A sailor well known to Italians, as helmsman of the Moro di Venezia who had given Italy its first success in the Louis Vuitton Cup (the forerunner of the Prada Cup) in San Diego, in 1992. The result has great value, beyond the roll of honour, because it was won against the toughest English challenge in half a century: big budget (110 million euros), the technical collaboration of Mercedes AMG and a crew led by a phenomenon like Sir Ben Ainslie, the sailor with the most medals won in Olympic history and above all the determination to bring the trophy back to his homeland, after 170 years from the defeat on the Isle of Wight.
Luna Rossa Prada Pirelli turned out to be even stronger than the Auckland bookmakers: on the eve of the final, conditioned by the results of the selections - they saw the English favourites, quoting them 1.55 against 2.30 for the Italian sailors. In fact, the defeats against the Ineos Team UK in the first phase had created some concern for the Italian team, dispelled in the semi-final against American Magic, demolished 4-0. But it was a necessary step for the constant progress of the boat and crew rather than a punishing repair exam. Whoever thought of the disadvantage of having to race - while the English rivals could train - was mistaken: Bertelli's men were able to test a new set of foils and a longer rudder in competition, improve communication on board and move the mainsail regulator - the Ligurian Pietro Sibello - into the role of old school tactician. Because even when flying at almost 50 knots on a sailing boat, there is always a need for someone who can see (or smell) the breezes of the gulf.
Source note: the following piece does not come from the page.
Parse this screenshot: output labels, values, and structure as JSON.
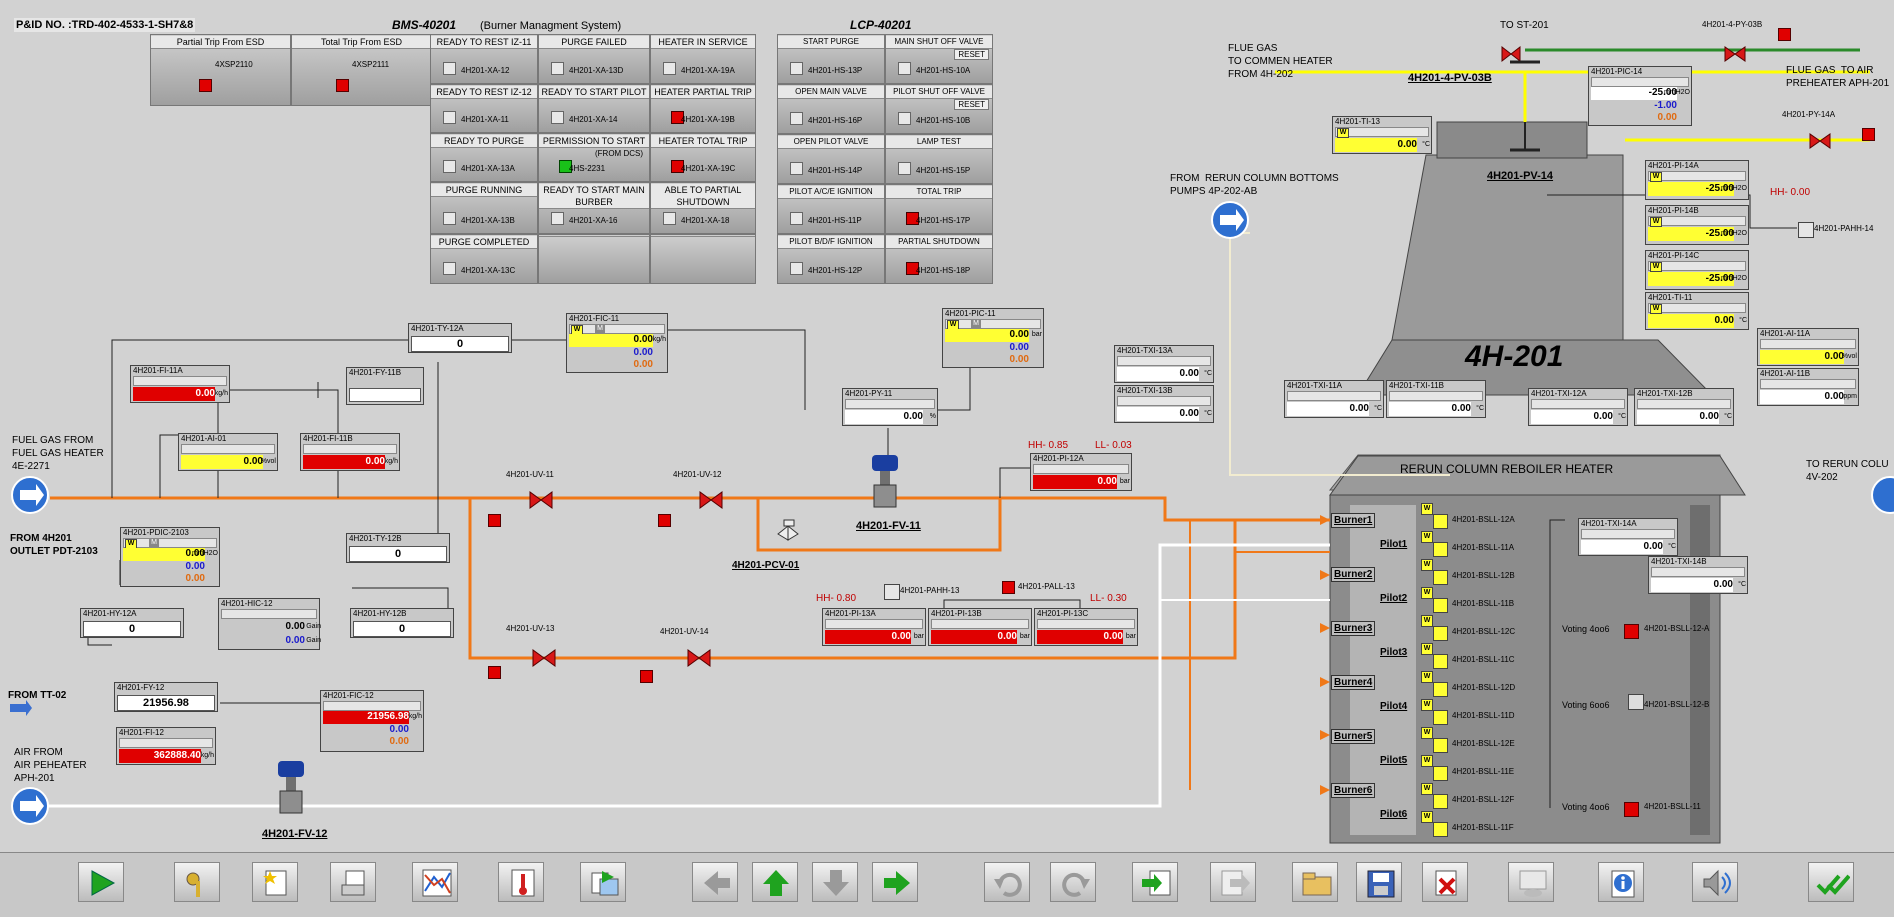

The results were seen immediately, shattering the certainties of the crew of Sir Ben Ainslie who, despite being a legend, found himself displaced by the adversary (see, the continuous turns of Luna Rossa: a strategy worked out beforehand) and also began to question from the land, teasing the Italians beyond measure, urged on by the local press. If the technical improvements have been useful, as always happens in the America's Cup, it is clear that there has been a development by the crew: the head of the team and skipper Max Sirena was good at keeping the positive tension of the group high, using criticism (right or wrong) as motivation to improve. Hence the 'cleanliness' of the manoeuvres in the Prada Cup, the very few tactical errors and a ferocious determination from the start (almost always won) to the last buoy. Now the final battle, from 6 March. For the third time in history, the sailing homeland cultivates the dream of winning the oldest sporting trophy. "It is a great day for Luna Rossa and for Italy - said helmsman Francesco Bruni -, now we can start thinking about the challenge with Emirates Team New Zealand. We were perfect but we know that if we want to beat the hosts, we have to improve even more”. Believe it.